The investigation learned later that inside the 13 containers was 325 tonnes of calcium hypochlorite.
Apichart Boonphuengbarami, a representative from KMTC Hongkong, defended the company’s safety
“We found these containers were not declared at the load port, and the vessel operator will demand compensation for damages caused from the cargo owners,” said Mr Apichart.
Some believe the owners of the containers may have deliberately not declared the goods to avoid shipment surcharges.
It is estimated the cost of shipping chemicals and hazardous goods is three times more than for non-hazardous goods.
If that is the case, Mr Kamolsak told the Bangkok Post, the agency will go after those involved for failing to comply with the regulations.
He said the shipping vessel company must bear responsibility.
“By the book, it is the owner’s duty to declare their products. But it is the duty of the shipping company to verify the contents of containers aboard their vessels. It must know what the ship is carrying.”
However, even when the shipping companies and cargo owners properly declare the goods, questions remain as to whether the safety precautions and rules for handling dangerous goods are sufficient to prevent similar accidents from occurring.

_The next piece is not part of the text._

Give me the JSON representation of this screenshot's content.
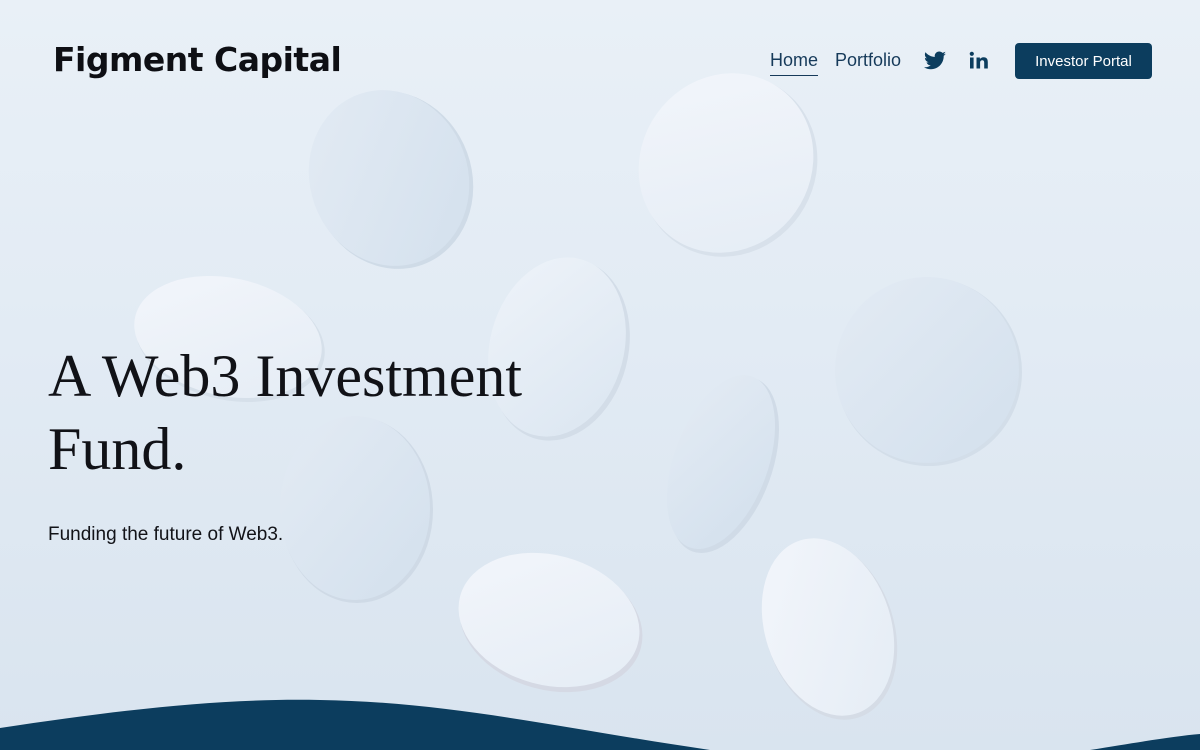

If the shipping companies and container owners are violating the rules, critics say that the port authorities should be doing more checks of their own to ensure safety.
Currently, the handling of dangerous goods at Laem Chabang Port is carried out by a private firm under a revenue-sharing contract signed with the port authority.

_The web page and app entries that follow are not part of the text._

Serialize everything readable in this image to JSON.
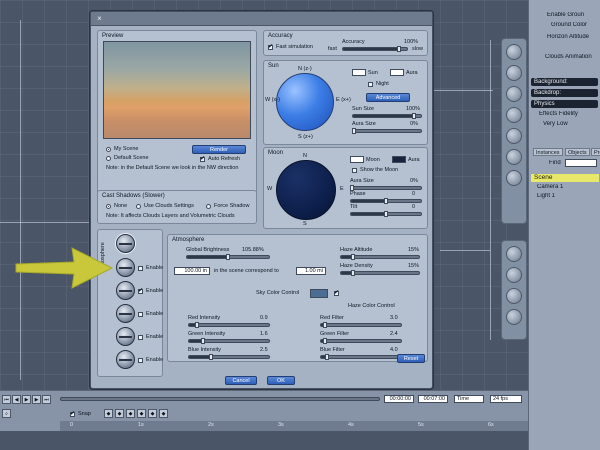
{
  "preview": {
    "title": "Preview",
    "my_scene": "My Scene",
    "default_scene": "Default Scene",
    "render_button": "Render",
    "auto_refresh": "Auto Refresh",
    "note": "Note: in the Default Scene we look in the NW direction"
  },
  "cast_shadows": {
    "title": "Cast Shadows (Slower)",
    "none": "None",
    "use_clouds": "Use Clouds Settings",
    "force_shadow": "Force Shadow",
    "note": "Note: It affects Clouds Layers and Volumetric Clouds"
  },
  "accuracy": {
    "title": "Accuracy",
    "fast_simulation": "Fast simulation",
    "accuracy_label": "Accuracy",
    "accuracy_value": "100%",
    "accuracy_level": 0.88,
    "fast": "fast",
    "slow": "slow"
  },
  "sun": {
    "title": "Sun",
    "north": "N (z-)",
    "west": "W (x-)",
    "east": "E (x+)",
    "south": "S (z+)",
    "sun_label": "Sun",
    "aura_label": "Aura",
    "night": "Night",
    "advanced_button": "Advanced",
    "sun_size": "Sun Size",
    "sun_size_value": "100%",
    "sun_size_level": 0.9,
    "aura_size": "Aura Size",
    "aura_size_value": "0%",
    "aura_size_level": 0.02
  },
  "moon": {
    "title": "Moon",
    "north": "N",
    "west": "W",
    "east": "E",
    "south": "S",
    "moon_label": "Moon",
    "aura_label": "Aura",
    "show_moon": "Show the Moon",
    "aura_size": "Aura Size",
    "aura_size_value": "0%",
    "aura_size_level": 0.02,
    "phase": "Phase",
    "phase_value": "0",
    "phase_level": 0.5,
    "tilt": "Tilt",
    "tilt_value": "0",
    "tilt_level": 0.5
  },
  "atmosphere_tab": {
    "vertical_label": "Atmosphere",
    "enable": "Enable"
  },
  "atmosphere": {
    "title": "Atmosphere",
    "global_brightness": "Global Brightness",
    "global_brightness_value": "105.88%",
    "global_brightness_level": 0.5,
    "haze_altitude": "Haze Altitude",
    "haze_altitude_value": "15%",
    "haze_altitude_level": 0.15,
    "scale_left_value": "100.00 in",
    "scale_text": "in the scene correspond to",
    "scale_right_value": "1.00 mi",
    "haze_density": "Haze Density",
    "haze_density_value": "15%",
    "haze_density_level": 0.15,
    "sky_color_control": "Sky Color Control",
    "haze_color_control": "Haze Color Control",
    "red_intensity": "Red Intensity",
    "red_intensity_value": "0.9",
    "red_intensity_level": 0.1,
    "green_intensity": "Green Intensity",
    "green_intensity_value": "1.6",
    "green_intensity_level": 0.18,
    "blue_intensity": "Blue Intensity",
    "blue_intensity_value": "2.5",
    "blue_intensity_level": 0.28,
    "red_filter": "Red Filter",
    "red_filter_value": "3.0",
    "red_filter_level": 0.05,
    "green_filter": "Green Filter",
    "green_filter_value": "2.4",
    "green_filter_level": 0.05,
    "blue_filter": "Blue Filter",
    "blue_filter_value": "4.0",
    "blue_filter_level": 0.08,
    "reset_button": "Reset"
  },
  "footer": {
    "cancel_button": "Cancel",
    "ok_button": "OK"
  },
  "right_panel": {
    "enable_ground": "Enable Groun",
    "ground_color": "Ground Color",
    "horizon_altitude": "Horizon Altitude",
    "clouds_animation": "Clouds Animation",
    "background": "Background:",
    "backdrop": "Backdrop:",
    "physics": "Physics",
    "effects_fidelity": "Effects Fidelity",
    "very_low": "Very Low",
    "tab_instances": "Instances",
    "tab_objects": "Objects",
    "tab_presets": "Pre",
    "find": "Find",
    "scene": "Scene",
    "camera": "Camera 1",
    "light": "Light 1"
  },
  "timeline": {
    "snap": "Snap",
    "time_start": "00:00:00",
    "time_end": "00:07:00",
    "time_mode": "Time",
    "fps": "24 fps",
    "marks": [
      "0",
      "1s",
      "2s",
      "3s",
      "4s",
      "5s",
      "6s"
    ]
  },
  "colors": {
    "sun_color": "#ffffff",
    "sun_aura": "#ffffff",
    "moon_color": "#ffffff",
    "moon_aura": "#1a2240",
    "sky_color": "#4a6d96",
    "arrow": "#c8c83a",
    "sun_globe": "#3d7ee6",
    "moon_globe": "#0d1f4c"
  }
}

Norms and regulations vary for ships carrying different types of dangerous goods.
There are rules and safety precautions to prevent fires or explosions and ensure safety while handling dangerous cargo.
In general, when the dangerous goods arrive at the port, there will be specialised staff to oversee that the cargo is offloaded and transferred to designated warehouses safely.
In the case of radioactive materials like Cobalt-60, the PAT has imposed strict cargo offloading rules.
For instance, the offloading area must be secured with clear warning signs to keep unauthorised people away.
The shipment and transfer of Cobalt-60 must be supervised by highway police and officials from the Office of Atom for Peace (OAP), the state agency responsible for nuclear substances.
For more dangerous goods, the goods must be relocated away from the port immediately.
The PAT bans the opening or storing containers of highly hazardous goods on the pier or in offload areas.
If the goods cannot be moved out of the port, they must be moved to a separate depot for hazardous goods.
Dangerous waste must be clearly labelled and must be stored in containers only.
Carrier operators or owners who fail to declare dangerous goods or improperly declare goods are subject to fines of 50,000 baht per vessel.
Following the container fire on KMTC Hongkong, Thanabodi Thoopthianrat, assistant director at Laem Chabang port, said all vessels mooring at the port will be required to declare the manifest sheet, which has details of the goods inside all containers on their vessels.